Do you sin boldly?
Sermons often have a way of rocking me, but some have a way of breaking me wide open.
They are all just words, words formed by letters, to make a sentence that someone speaks aloud. But it is in that arrangement of those specific letters that one can truly see the power of words, the power in a sermon. They are words laid together just so, so that we can see God at work through the one who is teaching them.
Sin is a short word, comprised of three letters. But it holds so much if we let it... All week long I have heard those words "sin boldly", replayed the question in my mind as I attempt to fall asleep.
This entire week and all week before that really, I have walked around in a fog. I stopped blogging. I did exactly what I had recently vowed I was not going to do anymore. I wrapped myself in cloak of haze and let myself hide in it. Why? Because I don't want to think. I don't want to remember. I don't want to move forward, because it is painful. I stopped thoughts, because I didn't want to feel the pull that it would bring from my heart. It has been almost a year since my brother died and with it comes the urge to block it all out again.
But God gets through fog and haze has nothing on Jesus. And so, He met me where I was. He met me where I was so that I could see the question marks that I had been letting eat me from the inside.
Do I sin boldly?
That answer would have been no and I would have thought it should be. Sin boldly? Why would I want to sin boldly? And so I leaned in closer and I listened. "You sin boldly, because Jesus is bolder than sin." These words made sense, but not in real terms. And then there was a reference, a reference to a story that always brings me to my knees... the younger brother, the prodigal son. The inaudible intake of breathe, the invisible fingers tightening around my insides was all it took and the tears were pouring out, tears I had been forcing back all week long. This story has so much significance for me and usually without fail any mention of this story will leave me in tears, it has for years. But these tears were different. These tears held so much of what I have been working so hard to repress, because when this story was mentioned- in this particular sermon, in this particular context- I was confronted with all of the questions I have been refusing to acknowledge. The question prosed went something like this, "What if part of the reason the younger brother left in the first place was because his older brother wasn't contrite enough to share his own sins? What if the younger brother felt he could never live up to the expectations set by his older sibling and so he just didn't even care to try?"

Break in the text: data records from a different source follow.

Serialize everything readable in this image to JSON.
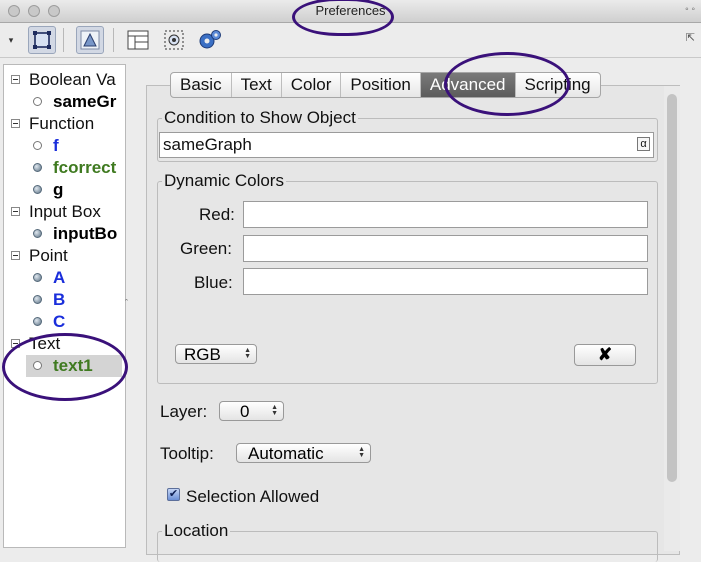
{
  "window": {
    "title": "Preferences",
    "controls_right": "◦ ◦"
  },
  "toolbar": {
    "icons": [
      "select-object-icon",
      "graphics-view-icon",
      "layout-icon",
      "defaults-icon",
      "advanced-settings-icon"
    ],
    "right_control": "⇱"
  },
  "tree": {
    "categories": [
      {
        "label": "Boolean Va",
        "items": [
          {
            "label": "sameGr",
            "color": "#000000",
            "dot": "empty"
          }
        ]
      },
      {
        "label": "Function",
        "items": [
          {
            "label": "f",
            "color": "#1a2edb",
            "dot": "empty"
          },
          {
            "label": "fcorrect",
            "color": "#3f7a20",
            "dot": "fill"
          },
          {
            "label": "g",
            "color": "#000000",
            "dot": "fill"
          }
        ]
      },
      {
        "label": "Input Box",
        "items": [
          {
            "label": "inputBo",
            "color": "#000000",
            "dot": "fill"
          }
        ]
      },
      {
        "label": "Point",
        "items": [
          {
            "label": "A",
            "color": "#1a2edb",
            "dot": "fill"
          },
          {
            "label": "B",
            "color": "#1a2edb",
            "dot": "fill"
          },
          {
            "label": "C",
            "color": "#1a2edb",
            "dot": "fill"
          }
        ]
      },
      {
        "label": "Text",
        "items": [
          {
            "label": "text1",
            "color": "#3f7a20",
            "dot": "empty",
            "selected": true
          }
        ]
      }
    ]
  },
  "tabs": {
    "items": [
      "Basic",
      "Text",
      "Color",
      "Position",
      "Advanced",
      "Scripting"
    ],
    "active": "Advanced"
  },
  "condition": {
    "legend": "Condition to Show Object",
    "value": "sameGraph",
    "alpha": "α"
  },
  "dynamic_colors": {
    "legend": "Dynamic Colors",
    "red_label": "Red:",
    "red_value": "",
    "green_label": "Green:",
    "green_value": "",
    "blue_label": "Blue:",
    "blue_value": "",
    "mode": "RGB",
    "clear_button": "✘"
  },
  "layer": {
    "label": "Layer:",
    "value": "0"
  },
  "tooltip": {
    "label": "Tooltip:",
    "value": "Automatic"
  },
  "selection": {
    "label": "Selection Allowed",
    "checked": true
  },
  "location": {
    "legend": "Location"
  },
  "colors": {
    "annotation": "#3a117a",
    "tab_active": "#666666"
  }
}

And so in the middle of a sermon, on a Sunday, in the far corner of a sanctuary I broke open. All week long words have been bottling up and now, because another sleepless night can wait, they will bleed out. Cut open, bleeding black and white.
Was I contrite enough?
Did I do enough to help a dark situation?
Did my brother know that my heart could be just as sinful as his?
Did I share my story with him?
Did I share my sin?
I brought him to church, I encouraged him to come to reGroup. I did this checklist of things I thought might help him, but how did I do it? Did I say "come, you need this" or did I tell him how much I need it all too?I would like to think I did. I would like to think a part of me had gotten better, that I had learned to be more forgiving. I would like to think he remembered my apologizes more than he remembered the words I spewed at him in anger. But then I replay the number of my memories that include bitter undertones. I can't go back, I can't replay the picture. I can only hope that the things I shared with him before he died were enough for him to know just how badly I wanted him in those seats. I am grateful for the year we had before he died, I am grateful for the redemption our relationship had started to see, but I also know that I could have done more. Our stories are our own, but they are also there for the sake of others. Looking back, I wish I had shared more. Not on pen and paper, in my own private way, but out loud with him. I wish I hadn't waited until I had fully understood my own sin to share it with him, because it wasn't enough time.
I know that these things - these questions and the way I throw them at myself- are a processing step; a self-inflicted guilt pang that will probably heal with scar-tissue that can still be felt from underneath the skin. They are real; they are the questions that I have been pushing to the far corners of my mind because I didn't want to address them. Yet, they are what I need. I need them to be the reminder that my sin should be shared; shared boldly, so that I don't have to question if I could have shared more. Shared boldly so that maybe another "younger brother" doesn't feel the need to run so far away, so that maybe they will want to settle into a seat, that fills a room, that is filled with people who can help tell them of God's grace.
Sin is a short word, comprised of three letters. But it holds so much if we let it.
God is a short word too, but God will trump sin every time.
He doesn't need to hold any of it for us, He has already let it go.
Link to hear sermon (preached by Zach Van Dyke)